Enfilade

New Book | Looking at Jewelry

Posted in books by Editor on January 17, 2020

From The Getty:

Susanne Gänsicke and Yvonne J. Markowitz, Looking at Jewelry: A Guide to Terms, Styles, and Techniques (Los Angeles: J. Paul Getty Museum, 2019), 132 pages, ISBN: 978-1606065990, $20.

The fascination with personal adornment is universal. It is a preoccupation that is primal, instinctive, and uniquely human. Jewelry encompasses a seemingly endless number of ornaments produced across time and in all cultures. The range of materials and techniques used in its construction is extraordinary, even revolutionary, with new substances and methods of fabrication added with every generation. In any given society, master artisans have devoted their time, energy, and talent to the fine art of jewelry making, creating some of the most spectacular objects known to humankind.

This volume, geared toward jewelry makers, scholars, scientists, students, and fashionistas alike, begins with a lively introduction that offers a cultural history of jewelry and its production. The main text provides information on the most common, iconic, and culturally significant forms of jewelry and also covers materials, techniques, and manufacturing processes. Containing more than eighty color illustrations, this guide will be invaluable to all those wishing to increase their understanding and enjoyment of the art of jewelry.

Susanne Gänsicke is senior conservator and head of antiquities conservation at the J. Paul Getty Museum. Yvonne J . Markowitz is the Rita J. Kaplan and Susan B. Kaplan Curator Emerita of Jewelry at the Museum of Fine Arts, Boston.

Call for Papers | Props: Staging Objects on the ‘Stage of Art’

Posted in Calls for Papers by Editor on January 17, 2020

From the posting at ArtHist.net, which includes the German version:

Props: Staging Objects on the ‘Stage of Art’
Requisiten: Die Inszenierung von Objekten auf der ‚Bühne der Kunst‘
Goethe-Universität, Frankfurt am Main, 9–10 October 2020

Organized by Joanna Olchawa and Julia Saviello

Proposals due by 29 February 2020

Not every object used on a stage is a prop. In his acclaimed study The Stage Life of Props of 2003 Andrew Sofer includes under this term only independent, physical and inanimate objects that are visibly manipulated by an actress or actor over the course of a performance. In this stricter definition of the concept of props the moment of movement plays a central role: objects themselves are not equipped with the potential to move, but they become props as soon as they are integrated into intentional and meaningful representative actions. This definition not only highlights the specific nature of props, but also and above all the way in which props are handled by human actors, which is in turn determined by the connotations and specific construction (functional or otherwise) of each object.
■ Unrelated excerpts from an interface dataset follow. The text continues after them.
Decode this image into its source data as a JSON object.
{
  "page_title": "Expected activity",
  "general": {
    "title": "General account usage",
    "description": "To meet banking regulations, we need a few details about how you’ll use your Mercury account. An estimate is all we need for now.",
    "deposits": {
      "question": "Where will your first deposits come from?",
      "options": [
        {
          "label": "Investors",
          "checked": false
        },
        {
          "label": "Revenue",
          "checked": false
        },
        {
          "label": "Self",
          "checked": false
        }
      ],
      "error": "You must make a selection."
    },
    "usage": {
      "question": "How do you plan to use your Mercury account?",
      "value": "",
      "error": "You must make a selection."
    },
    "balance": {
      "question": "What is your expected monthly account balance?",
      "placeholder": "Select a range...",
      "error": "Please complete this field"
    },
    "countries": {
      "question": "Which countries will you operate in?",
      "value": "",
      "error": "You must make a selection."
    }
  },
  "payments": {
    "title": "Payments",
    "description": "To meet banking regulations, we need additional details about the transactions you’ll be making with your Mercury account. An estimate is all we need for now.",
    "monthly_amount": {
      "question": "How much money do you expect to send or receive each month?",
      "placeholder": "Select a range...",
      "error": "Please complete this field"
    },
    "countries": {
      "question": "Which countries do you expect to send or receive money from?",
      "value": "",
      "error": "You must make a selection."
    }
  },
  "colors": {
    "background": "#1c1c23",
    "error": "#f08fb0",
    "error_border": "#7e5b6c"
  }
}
The conference is dedicated to the props that have been used on the various ‘stages’ of the visual arts from the Middle Ages to the present. Not only used in the theatre, objects have been staged in the most diverse ways and semantically enriched in Christian liturgy, military triumphal processions and court ceremonies, to name but a few examples. By describing the picture as a window opening on a ‘historia’, i.e. a scene composed of several figures in different postures and movements, Leon Battista Alberti has assimilated the image space to a stage area, thereby stressing for the first time the parallels between pictorial representations and performances in theatre. Following this, a widening of the view from real to fictional space seems appropriate, in which significant objects can also become props.

The focus of theatre studies so far has been on existing objects, such as rings, skulls and fans, or artefacts made especially for a theatre production, such as masks, sugar jars or knives with retractable blades. In addition to such objects, which partly have already been the subject of art historical studies, ‘props’ from the above-mentioned contexts, from private collections or artists’ studios and comparable contexts can also be discussed during the conference. In addition to the staging of such objects in real and fictional spaces, the places where they are stored and presented will also be considered (armories, cabinets of wonder and prop rooms). The methodological approaches to the exploration of props in their relevance to art history or art-historical object studies can also be addressed, such as the theory of affordances and the actor-network theory, both of focus on the specific nature of the objects, or gender-theoretical and transcultural approaches from which new impulses for the analysis of the multi-layered interaction of humans and objects have emerged.

We look forward to receiving your proposals in German or English. Please submit an abstract of approximately 300 words and a short biography by 29th February 2020 to olchawa@kunst.uni-frankfurt.de and saviello@kunst.uni-frankfurt.de. You will receive a notification by 15th March 2020. The conference will take place on 9th and 10th October 2020. Travel and accommodation costs will be covered thanks to the generous support of the ‘FONTE Stiftung zur Förderung geisteswissenschaftlichen Nachwuchses’. A publication of the conference proceedings is planned.